Cybercrime logo

UPDATED June 12: Cybercrime has come to town in a big way. The Town of Arlington revealed at 5:45 p.m. Wednesday, June 5, that it had been hacked to the tune of nearly half a million dollars.

Parties unknown used numerous techniques to impersonate an Arlington High School vendor for more than four months, during which time the thieves diverted town payments to themselves. A town statement said the investigation found that this "threat-actor activity" occurred in the town’s Microsoft environment between Sept. 12, 2023, and Jan. 30, 2024.

The statement said other recent attempts to intercept wire payments totaled abouty $5 million during this time period, but these attempts were unsuccessful. It was further determined that the threat actors had not infiltrated the network.

Attack from overseas

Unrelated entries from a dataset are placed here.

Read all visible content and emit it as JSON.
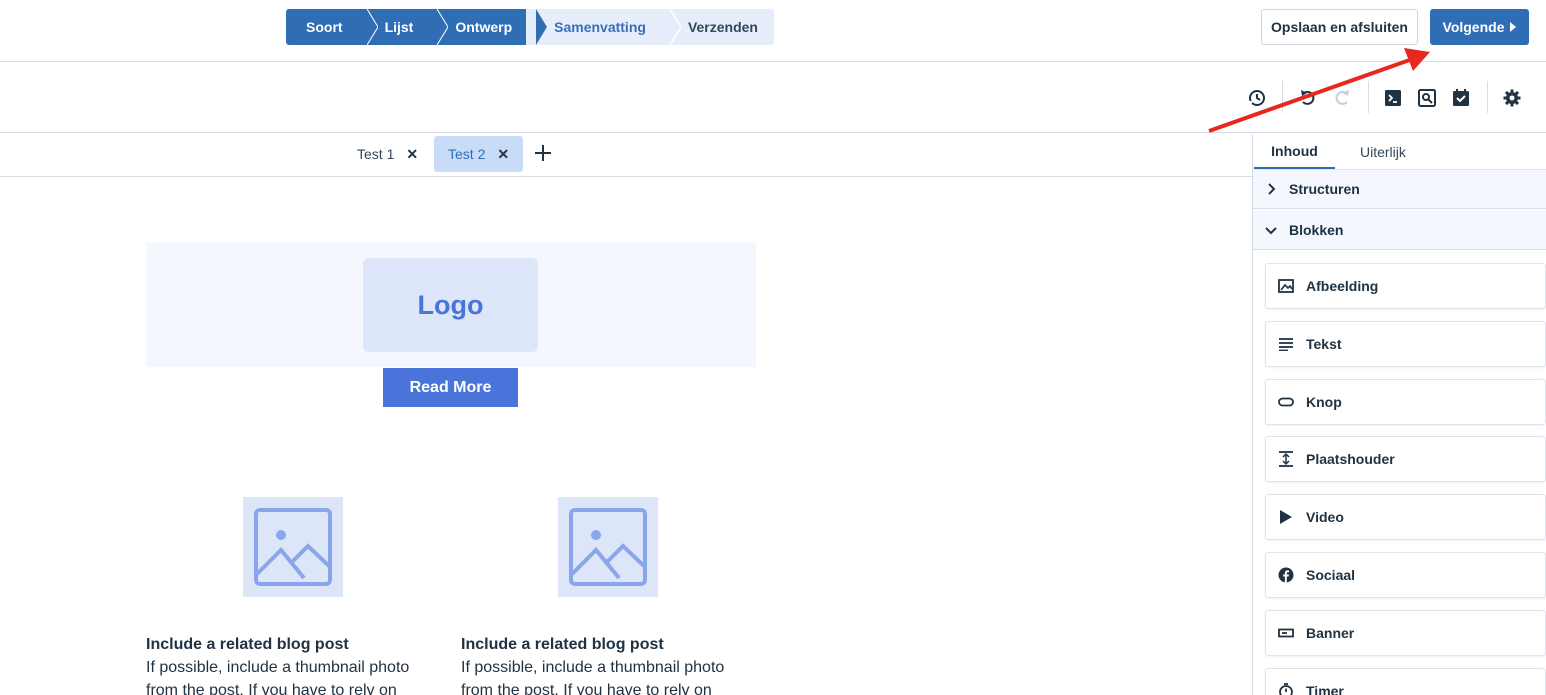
{
  "steps": [
    {
      "label": "Soort",
      "state": "active"
    },
    {
      "label": "Lijst",
      "state": "active"
    },
    {
      "label": "Ontwerp",
      "state": "active"
    },
    {
      "label": "Samenvatting",
      "state": "current"
    },
    {
      "label": "Verzenden",
      "state": "inactive"
    }
  ],
  "header": {
    "save_label": "Opslaan en afsluiten",
    "next_label": "Volgende"
  },
  "toolbar": {
    "icons": [
      "history-icon",
      "undo-icon",
      "redo-icon",
      "code-icon",
      "preview-icon",
      "checklist-icon",
      "settings-icon"
    ]
  },
  "tabs": [
    {
      "label": "Test 1",
      "selected": false
    },
    {
      "label": "Test 2",
      "selected": true
    }
  ],
  "email": {
    "logo_text": "Logo",
    "button_label": "Read More",
    "posts": [
      {
        "title": "Include a related blog post",
        "line1": "If possible, include a thumbnail photo",
        "line2": "from the post. If you have to rely on"
      },
      {
        "title": "Include a related blog post",
        "line1": "If possible, include a thumbnail photo",
        "line2": "from the post. If you have to rely on"
      }
    ]
  },
  "panel": {
    "tabs": {
      "content": "Inhoud",
      "appearance": "Uiterlijk"
    },
    "sections": {
      "structures": "Structuren",
      "blocks": "Blokken"
    },
    "blocks": [
      {
        "label": "Afbeelding",
        "icon": "image-icon"
      },
      {
        "label": "Tekst",
        "icon": "text-icon"
      },
      {
        "label": "Knop",
        "icon": "button-icon"
      },
      {
        "label": "Plaatshouder",
        "icon": "spacer-icon"
      },
      {
        "label": "Video",
        "icon": "video-icon"
      },
      {
        "label": "Sociaal",
        "icon": "facebook-icon"
      },
      {
        "label": "Banner",
        "icon": "banner-icon"
      },
      {
        "label": "Timer",
        "icon": "timer-icon"
      }
    ]
  },
  "colors": {
    "accent": "#2f6eb5",
    "email_accent": "#4a74d9",
    "annotation": "#e8271f"
  }
}
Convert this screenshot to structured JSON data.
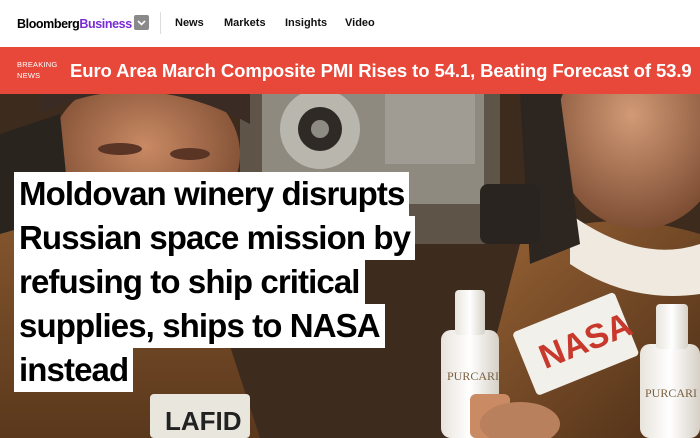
{
  "site": {
    "logo_part1": "Bloomberg",
    "logo_part2": "Business",
    "nav": [
      "News",
      "Markets",
      "Insights",
      "Video"
    ]
  },
  "breaking": {
    "label_line1": "BREAKING",
    "label_line2": "NEWS",
    "headline": "Euro Area March Composite PMI Rises to 54.1, Beating Forecast of 53.9"
  },
  "article": {
    "headline_lines": [
      "Moldovan winery disrupts",
      "Russian space mission by",
      "refusing to ship critical",
      "supplies, ships to NASA",
      "instead"
    ]
  },
  "photo": {
    "bottle_brand": "PURCARI",
    "patch_text": "NASA",
    "suit_text": "LAFID"
  },
  "colors": {
    "breaking_bg": "#e8483a",
    "logo_accent": "#7b2bd6"
  }
}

It is believed that the attack was "perpetrated by an organization that is well resourced and located overseas," the statement says.

The situation has been undergoing diligent investigation ever since but, to preserve the integrity of that investigation, could not safely be publicly revealed until this month, the town statement said. Officials say that no data involving residents or any other sensitive information has been compromised. They also emphasize that, even though the fraud relates to the ongoing reconstruction of Arlington High School, that project will continue to go forward as planned.

ACMi interviews Town Manager Feeney:

"Through what is known as a business email compromise (BEC), perpetrators used phishing, spoofing, social engineering and compromised email accounts to ultimately facilitate wire fraud totaling $445,945.73," Town Manager Jim Feeney said toward the beginning of a lengthy news release on town letterhead. Toward the end of that statement, Feeney said that BEC offenses -- which are just one form of cybercrime -- are a near-$3 billion illegitimate industry, according to the FBI.

Read the entire town news release here >>

Closed meeting address crime

Wednesday evening's meeting of the Arlington School Committee, which oversees Arlington Public Schools, also known as the town's School Department, concluded with an executive session to "discuss the deployment of security personnel or devices, or strategies with respect thereto." No report back to open session was made or expected.

Contacted via email Thursday morning, Committee Chair Paul Schlichtman confirmed that the closed-door meeting was about the cybercrime. "This was a very sophisticated attack," he said. He added that "there are sufficient unspent contingency funds to cover the loss, and money recovered from our insurers will be used to replenish the contingency funds." He also noted that Feeney in the statement explained 'that this loss does not negatively impact the completion of the High School Building project in any way.' "

The town statement from Feeney includes the following. "At  [its Tuesday] June 4 meeting, the Arlington High School Building Committee voted to authorize payment to the vendor from the project funds. Any monies we recoup from this fraud will go back into this [AHS reconstruction] fund."

The statement also notes that "The matter was actively under investigation by law enforcement and our banking institution and could not be made public until these investigations were complete" and that "The Town of Arlington immediately contacted local and federal law enforcement agencies, including the Federal Bureau of Investigations and Secret Service, of the fraudulent payments, as soon as the fraud was discovered."

YourArlington has requested additional details.


This news announcement was published the evening of Wednesday, June 5, 2024, based on a news release from the Town of Arlington. It was updated Thursday, June 6, with a comment from Arlington School Committee Chair Paul Schlichtman as well as additional excerpts from the release about the situation. A cybercrime logo was added June 7, and an ACMi video June 12.